Vanuatu president Baldwin Lonsdale said they would “stand united as affected communities in the face of climate change” and work together against its causes.
As part of this effort Greenpeace Southeast Asia will shortly petition the Philippine Commission on Human Rights to investigate the role of fossil fuel majors in violating the rights of island peoples due to their contribution to climate change.
The NGO’s legal advisor Zelda Soriano said there was a limited precedent, given the UN Human Rights Council has recognised climate change is impacting the rights of some communities.
“In this light, we view climate change as a social injustice that must be addressed by international governments and agencies, most especially those responsible for contributing to the climate crisis,” she said in an emailed statement.
The world’s top 12 fossil fuel giants pump are responsible for more fossil fuel emissions a year than the US, Japan and Russia combined, research from Thomson Reuters revealed in May.
Leading polluters include Russia’s Gazprom, still part owned by the Kremlin, state-controlled Coal India, Anglo-Swiss commodities trader Glencore Xstrata and Anglo-Dutch oil firm Shell.
But while companies have faced litigation in the past due to localised pollution and health hazards, proving links to climate change will likely be a more difficult prospect.
“The challenge is how you say one particular company is responsible for emissions that affect everybody,” Martijn Wilder, head of Global Environmental Markets at law firm Baker & McKenzie told RTCC in a recent interview.
“There’s a causation challenge. Having said that people have taken on tobacco companies saying you sold cigarettes and said it wasn’t harmful, and as a result of that have been sued.”
He added: “People are starting to sue pension funds for investing in these companies and not taking those risks into account, so we are going to see litigation and that will put more pressure on people to take action.”
In March this year Cyclone Pam damaged 90% of housing in Port Vila, Vanuatu’s capital, and wiped out crops and livestock the population relied on.
Speaking in its aftermath Lonsdale directly attributed the event to climate change, calling it a “monster” and urging progress on a UN emissions cutting pact set to be signed in December.
The UN’s Intergovernmental Panel on Climate Change has previously been wary of directly linking extreme weather events to global warming.
Its 2014 synthesis study found tropical storms would likely get more intense, but not necessarily more frequent.
More recent research published in May 2015 said tropical storms are becoming more violent but less common as temperatures rise, while a wider study from the UN Office for Disaster Risk Reduction said 70% of natural disasters could now be linked to climate change.
The bid is the latest from small island and climate vulnerable nations to seek reparations for damage linked to global warming.

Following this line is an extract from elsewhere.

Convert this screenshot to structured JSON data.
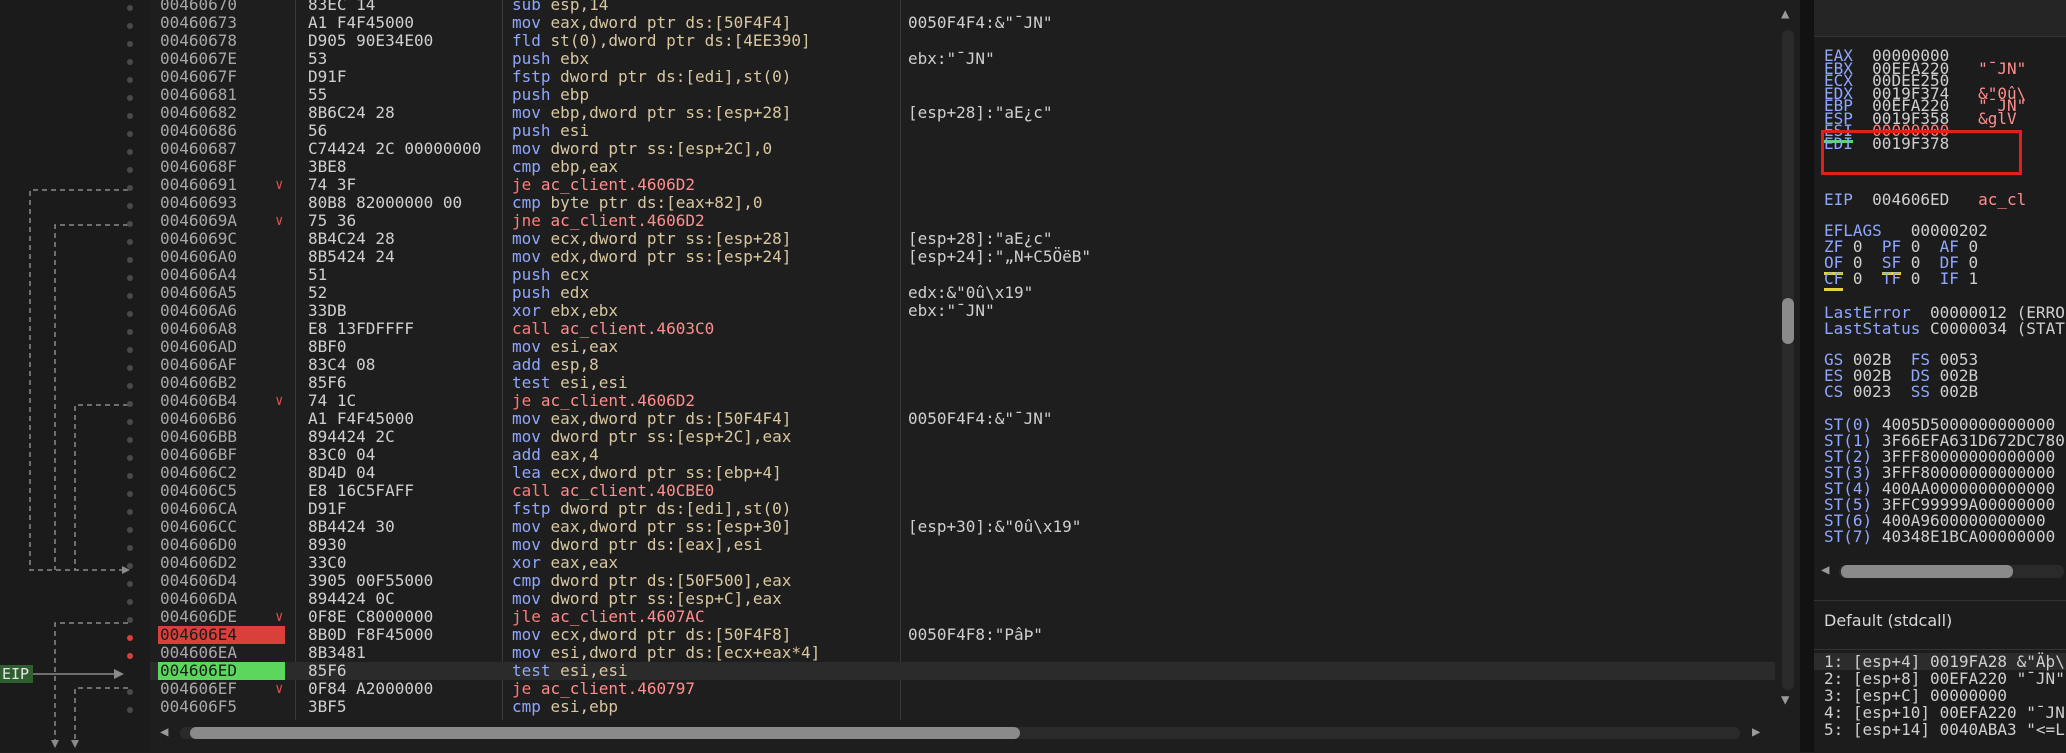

Talks on a UN-run loss and damage mechanism are ongoing but so far have delivered little progress, with many developed nations fearing they could be landed with an unlimited bill for compensation.
Correction: The story has been amended to reflect the fact that the statement was not signed by Vanuatu president Baldwin Lonsdale as originally stated.